◆ **Task objective**
Search the data for the word "reminder" and copy every line that contains it.

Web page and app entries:
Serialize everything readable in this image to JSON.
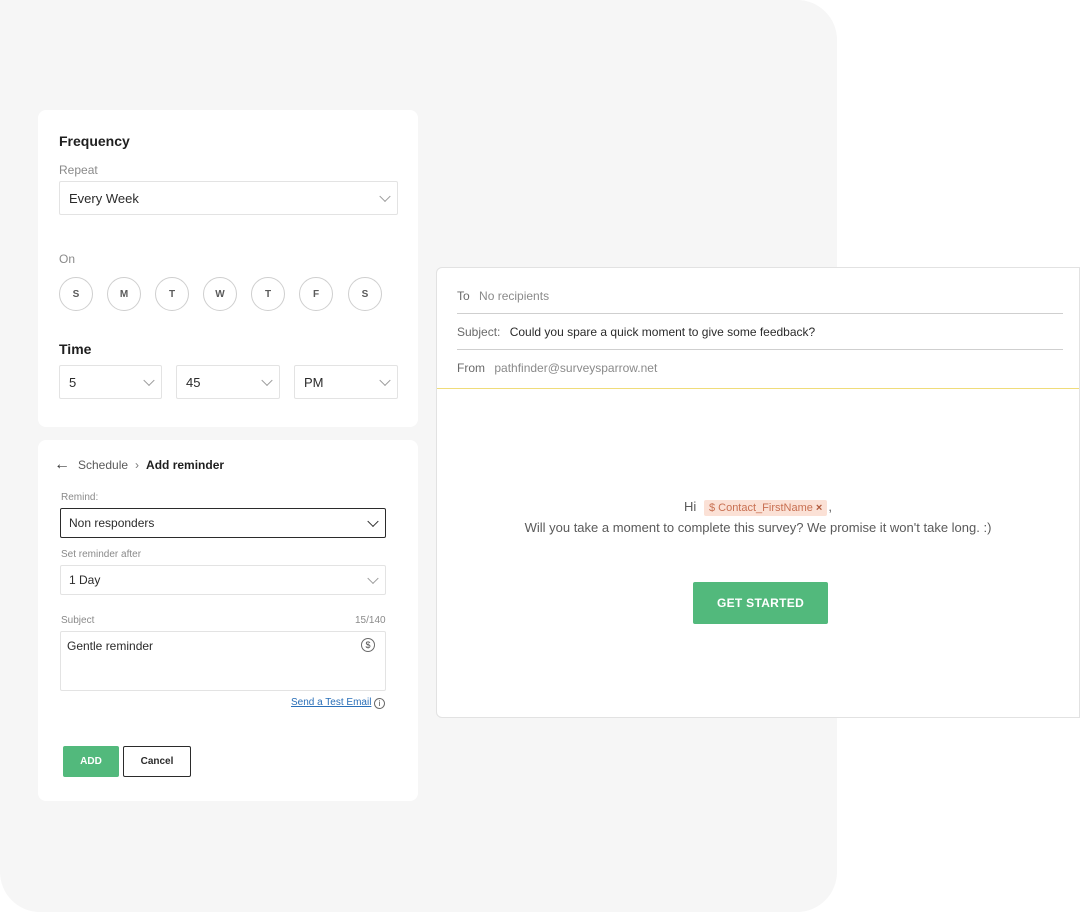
{
  "frequency": {
    "title": "Frequency",
    "repeat_label": "Repeat",
    "repeat_value": "Every Week",
    "on_label": "On",
    "days": [
      "S",
      "M",
      "T",
      "W",
      "T",
      "F",
      "S"
    ],
    "time_title": "Time",
    "hour": "5",
    "minute": "45",
    "ampm": "PM"
  },
  "reminder": {
    "breadcrumb_parent": "Schedule",
    "breadcrumb_current": "Add reminder",
    "remind_label": "Remind:",
    "remind_value": "Non responders",
    "after_label": "Set reminder after",
    "after_value": "1 Day",
    "subject_label": "Subject",
    "subject_count": "15/140",
    "subject_value": "Gentle reminder",
    "test_email_link": "Send a Test Email",
    "add_label": "ADD",
    "cancel_label": "Cancel"
  },
  "email": {
    "to_label": "To",
    "to_value": "No recipients",
    "subject_label": "Subject:",
    "subject_value": "Could you spare a quick moment to give some feedback?",
    "from_label": "From",
    "from_value": "pathfinder@surveysparrow.net",
    "greeting": "Hi",
    "placeholder_chip": "$ Contact_FirstName",
    "chip_remove": "×",
    "greeting_suffix": ",",
    "body": "Will you take a moment to complete this survey? We promise it won't take long. :)",
    "cta_label": "GET STARTED"
  },
  "colors": {
    "accent_green": "#52b97c",
    "chip_bg": "#fbe1d6",
    "divider_yellow": "#f0dc7a",
    "link_blue": "#2a6fb8"
  }
}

◆ **Solution for this exercise**
  "reminder": {
    "breadcrumb_current": "Add reminder",
    "after_label": "Set reminder after",
    "subject_value": "Gentle reminder",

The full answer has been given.